Gandon’s last stand: luxury in Lucan for €1.175m
James Gandon, who put his mark on the capital with his work on the Four Courts and the Custom House, purchased Canonbrook and enjoyed its sense of relaxed luxury until his death in 1823
The renowned architect James Gandon, who designed historic Irish landmarks such as the Four Courts and the Custom House, bought and lived in Canonbrook until his death in 1823. Gandon chose Lucan for the local spa water in an attempt to treat his severe gout. Local lore has it that he was lifted by a troop of local guards on a stretcher to the village during the visit of George IV, with the expectation of a knighthood, but was overlooked by the royal entourage. Today, the house, which dates from the late 1780s, is for sale with an asking price of €1.175 million through estate agent Sherry Fitzgerald.

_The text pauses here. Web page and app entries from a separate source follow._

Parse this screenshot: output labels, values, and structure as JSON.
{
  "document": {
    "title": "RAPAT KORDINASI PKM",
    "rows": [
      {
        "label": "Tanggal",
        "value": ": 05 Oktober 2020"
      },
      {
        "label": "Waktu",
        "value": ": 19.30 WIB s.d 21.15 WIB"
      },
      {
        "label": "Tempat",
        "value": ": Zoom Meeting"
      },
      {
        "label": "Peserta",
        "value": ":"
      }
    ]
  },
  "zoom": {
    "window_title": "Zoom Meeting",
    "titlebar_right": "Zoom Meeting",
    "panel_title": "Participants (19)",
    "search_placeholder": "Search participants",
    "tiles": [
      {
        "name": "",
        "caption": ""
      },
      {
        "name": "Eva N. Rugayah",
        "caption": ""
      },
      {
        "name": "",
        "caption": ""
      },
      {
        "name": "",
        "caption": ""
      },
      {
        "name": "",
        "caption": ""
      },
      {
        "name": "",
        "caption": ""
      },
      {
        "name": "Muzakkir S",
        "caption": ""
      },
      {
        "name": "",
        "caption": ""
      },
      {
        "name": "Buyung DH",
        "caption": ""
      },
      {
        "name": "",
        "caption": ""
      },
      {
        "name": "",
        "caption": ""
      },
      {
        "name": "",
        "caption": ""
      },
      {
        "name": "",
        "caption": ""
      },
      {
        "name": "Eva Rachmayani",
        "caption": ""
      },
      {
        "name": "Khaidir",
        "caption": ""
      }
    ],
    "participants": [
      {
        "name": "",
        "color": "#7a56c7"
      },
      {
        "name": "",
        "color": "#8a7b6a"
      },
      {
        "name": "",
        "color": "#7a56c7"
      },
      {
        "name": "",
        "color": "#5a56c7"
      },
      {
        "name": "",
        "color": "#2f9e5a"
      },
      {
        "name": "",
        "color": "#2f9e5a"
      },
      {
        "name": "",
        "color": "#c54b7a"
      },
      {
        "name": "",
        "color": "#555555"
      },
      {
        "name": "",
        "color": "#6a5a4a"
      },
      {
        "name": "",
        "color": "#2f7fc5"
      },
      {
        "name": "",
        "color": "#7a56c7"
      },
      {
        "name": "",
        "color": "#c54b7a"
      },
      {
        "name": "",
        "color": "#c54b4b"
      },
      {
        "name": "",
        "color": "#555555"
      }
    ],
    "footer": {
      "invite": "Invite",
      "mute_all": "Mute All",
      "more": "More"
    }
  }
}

Canonbrook is accessed by a long, winding driveway covered by a canopy of mature deciduous trees and a blanket of pink and white cyclamen. The entrance is shared by current owners of the small gate lodge. Though large at 408sq m, it feels warm and exudes character rather than grandeur.
The main entrance hall, accessed through a small porch is modest and leads to a good-sized dining room with maple flooring and original sash windows, one of which is Gothic in style. A large well-lit drawing room on the same floor overlooks the mature south-facing garden. The original ceiling coving and picture rails are still in place. A horseshoe cast-iron fireplace sits above original pine flooring, and the 1.5ft-thick splayed window allows light flood into this comfortable room. A bathroom and large cloakroom complete this floor.
Downstairs is the family living area with a large cherry shaker-style kitchen, Chinese slate floor and central island with granite worktops. This leads to the dining area which has full-height Rationel windows and double French doors opening on to a sun deck with raised beds full of alpines, japonica and acer palmatum.
Adjacent to the kitchen lies a large utility, which would have been the original scullery. It has old flagstone flooring and doors to the stables outside. Off this room lies a panelled staircase, which in its heyday was the servant’s access to the six bedrooms and two bathrooms upstairs. The master bedroom is large and well lit thanks to its dual-aspect windows and has a separate dressing room. There are two interconnecting bedrooms on this floor that would have been a nursery and playroom in days gone by. Another bedroom has access to an Aladdin’s Cave via a further panelled staircase, and is currently used for storage. It would make a fantastic en-suite with the original exposed brickwork, wooden eaves and skylight. The basement of the house which opens onto the gardens has a further family room and small study.
The mature two-acre gardens are the legacy of Gandon himself and have wonderful pathways through oak, mountain ash and beech trees. A whitewashed potting shed has wiring for vines and lies near an old disused well. This deceptively large property is just 30 minutes from Dublin, and while the rooms are not particularly grand in dimension, there is a sense of relaxed luxury about the house. The many staircases lend a feel of Upstairs, Downstairs to this lovely family home.